And is not this dealing with us according to the divine order in Ps. 139? "O Lord, Thou hast searched me and known me; Thou winnowest my path." And what is the reply of the soul to all the sifting through which it has consciously passed? "Search me, O God, and know my heart; try me and know my thoughts." If such be the result, well may we, having the like spirit of faith, say, "How precious also are Thy thoughts unto me, O God! how great is the sum of them!" Brethren, beloved of God, are we conscious of the painfulness, the shame, the perplexity, arising from actual sifting? Let this precious thought comfort our hearts--that the Lord is thus sifting away much that we have cherished more than Himself; but only to bring out that which He knows to be at the bottom of our hearts; for He by His Spirit has put it there--faith in Him and love to Him. Let each one then bare His heart to Him that makes Himself known in the churches as "searching the reins and the heart," and say, "Search me, O Lord." 

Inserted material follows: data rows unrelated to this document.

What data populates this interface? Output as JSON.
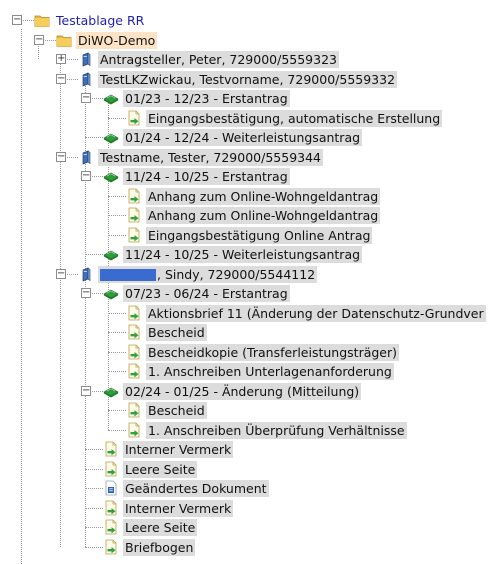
{
  "tree": {
    "root": {
      "label": "Testablage RR",
      "icon": "folder-icon",
      "expander": "−"
    },
    "folder": {
      "label": "DiWO-Demo",
      "icon": "folder-icon",
      "expander": "−"
    },
    "persons": [
      {
        "label": "Antragsteller, Peter, 729000/5559323",
        "expander": "+"
      },
      {
        "label": "TestLKZwickau, Testvorname, 729000/5559332",
        "expander": "−"
      },
      {
        "label": "Testname, Tester, 729000/5559344",
        "expander": "−"
      },
      {
        "label": ", Sindy, 729000/5544112",
        "expander": "−",
        "redacted": true
      }
    ],
    "cases": [
      {
        "label": "01/23 - 12/23 - Erstantrag",
        "expander": "−"
      },
      {
        "label": "01/24 - 12/24 - Weiterleistungsantrag"
      },
      {
        "label": "11/24 - 10/25 - Erstantrag",
        "expander": "−"
      },
      {
        "label": "11/24 - 10/25 - Weiterleistungsantrag"
      },
      {
        "label": "07/23 - 06/24 - Erstantrag",
        "expander": "−"
      },
      {
        "label": "02/24 - 01/25 - Änderung (Mitteilung)",
        "expander": "−"
      }
    ],
    "documents": [
      {
        "label": "Eingangsbestätigung, automatische Erstellung"
      },
      {
        "label": "Anhang zum Online-Wohngeldantrag"
      },
      {
        "label": "Anhang zum Online-Wohngeldantrag"
      },
      {
        "label": "Eingangsbestätigung Online Antrag"
      },
      {
        "label": "Aktionsbrief 11 (Änderung der Datenschutz-Grundver"
      },
      {
        "label": "Bescheid"
      },
      {
        "label": "Bescheidkopie (Transferleistungsträger)"
      },
      {
        "label": "1. Anschreiben Unterlagenanforderung"
      },
      {
        "label": "Bescheid"
      },
      {
        "label": "1. Anschreiben Überprüfung Verhältnisse"
      },
      {
        "label": "Interner Vermerk"
      },
      {
        "label": "Leere Seite"
      },
      {
        "label": "Geändertes Dokument",
        "icon": "blue-document-icon"
      },
      {
        "label": "Interner Vermerk"
      },
      {
        "label": "Leere Seite"
      },
      {
        "label": "Briefbogen"
      }
    ]
  }
}
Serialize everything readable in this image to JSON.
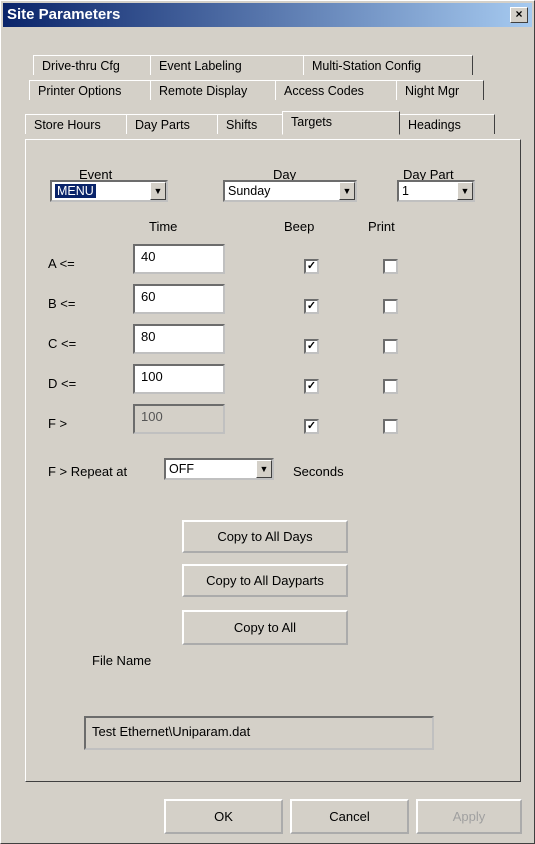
{
  "window": {
    "title": "Site Parameters",
    "close_label": "×"
  },
  "tabs": {
    "row1": [
      "Drive-thru Cfg",
      "Event Labeling",
      "Multi-Station Config"
    ],
    "row2": [
      "Printer Options",
      "Remote Display",
      "Access Codes",
      "Night Mgr"
    ],
    "row3": [
      "Store Hours",
      "Day Parts",
      "Shifts",
      "Targets",
      "Headings"
    ],
    "active": "Targets"
  },
  "selectors": {
    "event": {
      "label": "Event",
      "value": "MENU"
    },
    "day": {
      "label": "Day",
      "value": "Sunday"
    },
    "day_part": {
      "label": "Day Part",
      "value": "1"
    }
  },
  "columns": {
    "time": "Time",
    "beep": "Beep",
    "print": "Print"
  },
  "targets": [
    {
      "label": "A <=",
      "time": "40",
      "beep": true,
      "print": false,
      "disabled": false
    },
    {
      "label": "B <=",
      "time": "60",
      "beep": true,
      "print": false,
      "disabled": false
    },
    {
      "label": "C <=",
      "time": "80",
      "beep": true,
      "print": false,
      "disabled": false
    },
    {
      "label": "D <=",
      "time": "100",
      "beep": true,
      "print": false,
      "disabled": false
    },
    {
      "label": "F >",
      "time": "100",
      "beep": true,
      "print": false,
      "disabled": true
    }
  ],
  "repeat": {
    "label": "F > Repeat at",
    "value": "OFF",
    "unit": "Seconds"
  },
  "buttons": {
    "copy_days": "Copy to All Days",
    "copy_dayparts": "Copy to All Dayparts",
    "copy_all": "Copy to All"
  },
  "file": {
    "label": "File Name",
    "value": "Test Ethernet\\Uniparam.dat"
  },
  "footer": {
    "ok": "OK",
    "cancel": "Cancel",
    "apply": "Apply"
  },
  "checkmark": "✓"
}
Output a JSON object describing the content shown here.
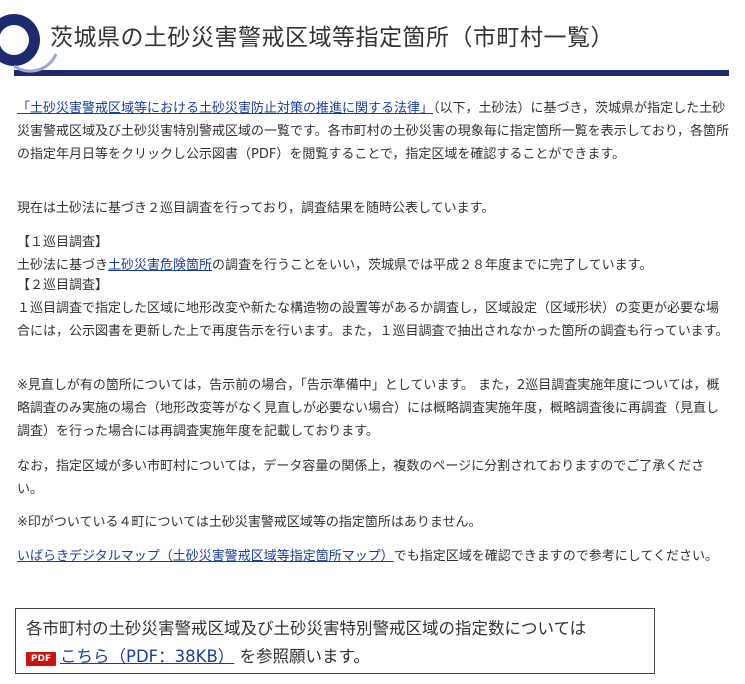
{
  "heading": {
    "title": "茨城県の土砂災害警戒区域等指定箇所（市町村一覧）"
  },
  "intro": {
    "law_link": "「土砂災害警戒区域等における土砂災害防止対策の推進に関する法律」",
    "after_link": "（以下，土砂法）に基づき，茨城県が指定した土砂災害警戒区域及び土砂災害特別警戒区域の一覧です。各市町村の土砂災害の現象毎に指定箇所一覧を表示しており，各箇所の指定年月日等をクリックし公示図書（PDF）を閲覧することで，指定区域を確認することができます。"
  },
  "survey_status": "現在は土砂法に基づき２巡目調査を行っており，調査結果を随時公表しています。",
  "first_survey": {
    "heading": "【１巡目調査】",
    "before_link": "土砂法に基づき",
    "link": "土砂災害危険箇所",
    "after_link": "の調査を行うことをいい，茨城県では平成２８年度までに完了しています。"
  },
  "second_survey": {
    "heading": "【２巡目調査】",
    "body": "１巡目調査で指定した区域に地形改変や新たな構造物の設置等があるか調査し，区域設定（区域形状）の変更が必要な場合には，公示図書を更新した上で再度告示を行います。また，１巡目調査で抽出されなかった箇所の調査も行っています。"
  },
  "note_review": "※見直しが有の箇所については，告示前の場合，「告示準備中」としています。 また，2巡目調査実施年度については，概略調査のみ実施の場合（地形改変等がなく見直しが必要ない場合）には概略調査実施年度，概略調査後に再調査（見直し調査）を行った場合には再調査実施年度を記載しております。",
  "note_split": "なお，指定区域が多い市町村については，データ容量の関係上，複数のページに分割されておりますのでご了承ください。",
  "note_towns": "※印がついている４町については土砂災害警戒区域等の指定箇所はありません。",
  "digital_map": {
    "link": "いばらきデジタルマップ（土砂災害警戒区域等指定箇所マップ）",
    "after_link": "でも指定区域を確認できますので参考にしてください。"
  },
  "info_box": {
    "line1": "各市町村の土砂災害警戒区域及び土砂災害特別警戒区域の指定数については",
    "pdf_icon_label": "PDF",
    "pdf_link": "こちら（PDF：38KB）",
    "after_link": "を参照願います。"
  },
  "colors": {
    "heading_bar": "#1f2a6e",
    "link": "#1a3fa0",
    "pdf_icon": "#cc1111"
  }
}
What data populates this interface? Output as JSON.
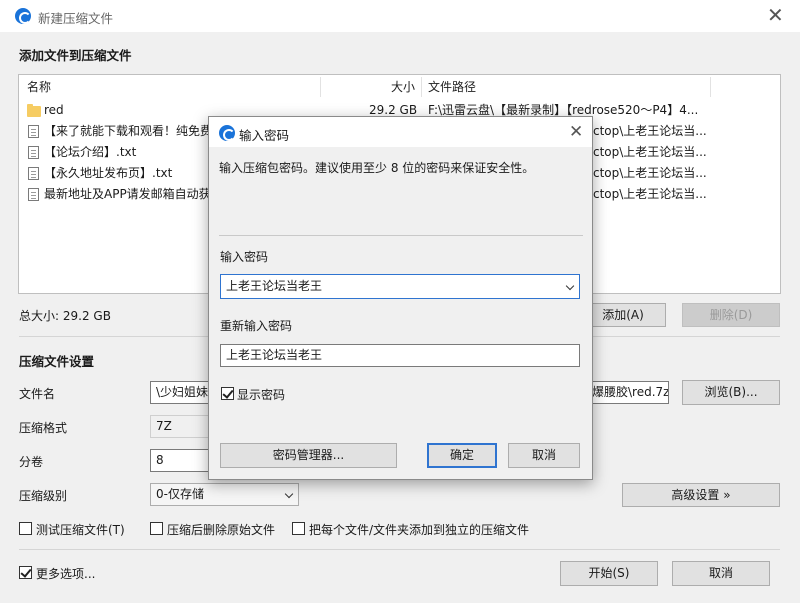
{
  "window": {
    "title": "新建压缩文件"
  },
  "header": {
    "add_files_title": "添加文件到压缩文件"
  },
  "filelist": {
    "columns": {
      "name": "名称",
      "size": "大小",
      "path": "文件路径"
    },
    "rows": [
      {
        "name": "red",
        "size": "29.2 GB",
        "path": "F:\\迅雷云盘\\【最新录制】【redrose520～P4】4...",
        "icon": "folder-icon"
      },
      {
        "name": "【来了就能下载和观看！纯免费",
        "size": "",
        "path": "ctop\\上老王论坛当...",
        "icon": "file-icon"
      },
      {
        "name": "【论坛介绍】.txt",
        "size": "",
        "path": "ctop\\上老王论坛当...",
        "icon": "file-icon"
      },
      {
        "name": "【永久地址发布页】.txt",
        "size": "",
        "path": "ctop\\上老王论坛当...",
        "icon": "file-icon"
      },
      {
        "name": "最新地址及APP请发邮箱自动获",
        "size": "",
        "path": "ctop\\上老王论坛当...",
        "icon": "file-icon"
      }
    ]
  },
  "summary": {
    "total_size": "总大小: 29.2 GB",
    "add_label": "添加(A)",
    "delete_label": "删除(D)"
  },
  "settings": {
    "title": "压缩文件设置",
    "filename_label": "文件名",
    "filename_value_left": "\\少妇姐妹",
    "filename_value_right": "爆腰胶\\red.7z",
    "browse_label": "浏览(B)...",
    "format_label": "压缩格式",
    "format_value": "7Z",
    "volume_label": "分卷",
    "volume_value": "8",
    "level_label": "压缩级别",
    "level_value": "0-仅存储",
    "advanced_label": "高级设置 »",
    "options": {
      "test": "测试压缩文件(T)",
      "delete_after": "压缩后删除原始文件",
      "separate": "把每个文件/文件夹添加到独立的压缩文件",
      "more": "更多选项..."
    },
    "more_checked": true
  },
  "footer": {
    "start_label": "开始(S)",
    "cancel_label": "取消"
  },
  "dialog": {
    "title": "输入密码",
    "description": "输入压缩包密码。建议使用至少 8 位的密码来保证安全性。",
    "password_label": "输入密码",
    "password_value": "上老王论坛当老王",
    "confirm_label": "重新输入密码",
    "confirm_value": "上老王论坛当老王",
    "show_password_label": "显示密码",
    "show_password_checked": true,
    "manager_label": "密码管理器...",
    "ok_label": "确定",
    "cancel_label": "取消"
  },
  "colors": {
    "accent": "#2f74d0",
    "app_icon": "#1a73d9",
    "folder": "#f6cc62"
  }
}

"He is righteous in all His ways, and holy in all His words." Much of the evil which has been concealed even from ourselves is now being made manifest; that which was rankling underneath is now on the surface. Enough indeed has already been done to make us feel that "to us belongeth shame and confusion of face;" but if faith fail not in answer to the intercession of the Lord Jesus, then will the Lord Jesus Himself be learnt in a way He was never known before. The soul will be led consciously to have to do with Him; nearness to Him and intimacy with Him will take the place of things valuable in themselves, but hurtful in proportion to their value when used by the folly of our hearts to hinder the Lord Jesus from having the supreme place in our hearts. 

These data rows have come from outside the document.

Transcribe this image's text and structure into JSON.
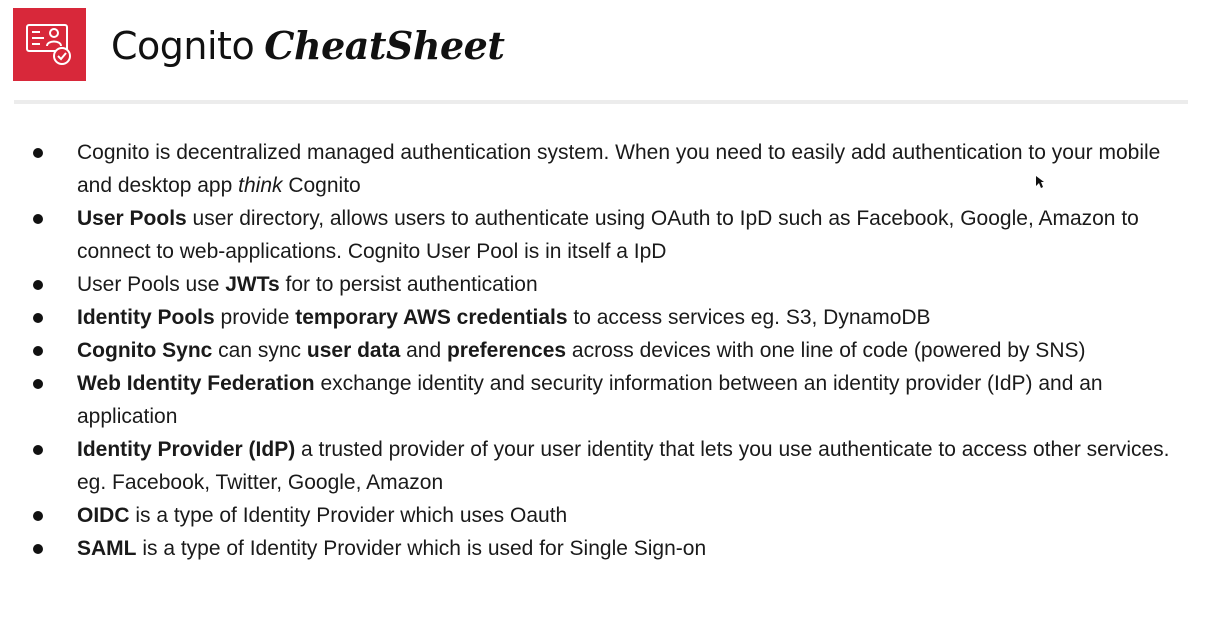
{
  "header": {
    "logo_icon": "cognito-user-identity-icon",
    "logo_color": "#d8283a",
    "title_plain": "Cognito",
    "title_script": "CheatSheet"
  },
  "bullets": [
    {
      "parts": [
        {
          "text": "Cognito is decentralized managed authentication system. When you need to easily add authentication to your mobile and desktop app ",
          "style": "normal"
        },
        {
          "text": "think",
          "style": "italic"
        },
        {
          "text": " Cognito",
          "style": "normal"
        }
      ]
    },
    {
      "parts": [
        {
          "text": "User Pools",
          "style": "bold"
        },
        {
          "text": " user directory, allows users to authenticate using OAuth to IpD such as Facebook, Google, Amazon to connect to web-applications. Cognito User Pool is in itself a IpD",
          "style": "normal"
        }
      ]
    },
    {
      "parts": [
        {
          "text": "User Pools use ",
          "style": "normal"
        },
        {
          "text": "JWTs",
          "style": "bold"
        },
        {
          "text": " for to persist authentication",
          "style": "normal"
        }
      ]
    },
    {
      "parts": [
        {
          "text": "Identity Pools",
          "style": "bold"
        },
        {
          "text": " provide ",
          "style": "normal"
        },
        {
          "text": "temporary AWS credentials",
          "style": "bold"
        },
        {
          "text": " to access services eg. S3, DynamoDB",
          "style": "normal"
        }
      ]
    },
    {
      "parts": [
        {
          "text": "Cognito Sync",
          "style": "bold"
        },
        {
          "text": " can sync ",
          "style": "normal"
        },
        {
          "text": "user data",
          "style": "bold"
        },
        {
          "text": " and ",
          "style": "normal"
        },
        {
          "text": "preferences",
          "style": "bold"
        },
        {
          "text": " across devices with one line of code (powered by SNS)",
          "style": "normal"
        }
      ]
    },
    {
      "parts": [
        {
          "text": "Web Identity Federation",
          "style": "bold"
        },
        {
          "text": " exchange identity and security information between an identity provider (IdP) and an application",
          "style": "normal"
        }
      ]
    },
    {
      "parts": [
        {
          "text": "Identity Provider (IdP)",
          "style": "bold"
        },
        {
          "text": " a trusted provider of your user identity that lets you use authenticate to access other services. eg. Facebook, Twitter, Google, Amazon",
          "style": "normal"
        }
      ]
    },
    {
      "parts": [
        {
          "text": "OIDC",
          "style": "bold"
        },
        {
          "text": " is a type of Identity Provider which uses Oauth",
          "style": "normal"
        }
      ]
    },
    {
      "parts": [
        {
          "text": "SAML",
          "style": "bold"
        },
        {
          "text": " is a type of Identity Provider which is used for Single Sign-on",
          "style": "normal"
        }
      ]
    }
  ]
}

Much may indeed have passed through the sieve. The sieve has been needed to strengthen some of us, even as Peter was strengthened. To one choice servant Satan was used as a buffeter, lest he should be exalted by the abundance of the revelations vouchsafed to him. But in the case of Peter, Satan was used as a sieve, to show the impossibility of the flesh using aright the wondrous revelation made to him of the glory of Jesus, the Son of the living God--the unassailable foundation of the church. We need to be strengthened by experimentally learning the security of this Rock under us, when every confidence in which the flesh could possibly take part has utterly failed. 

The Lord alone can bear the glory. He abideth faithful. He cannot deny Himself. Let Him alone be exalted. --J.L.H.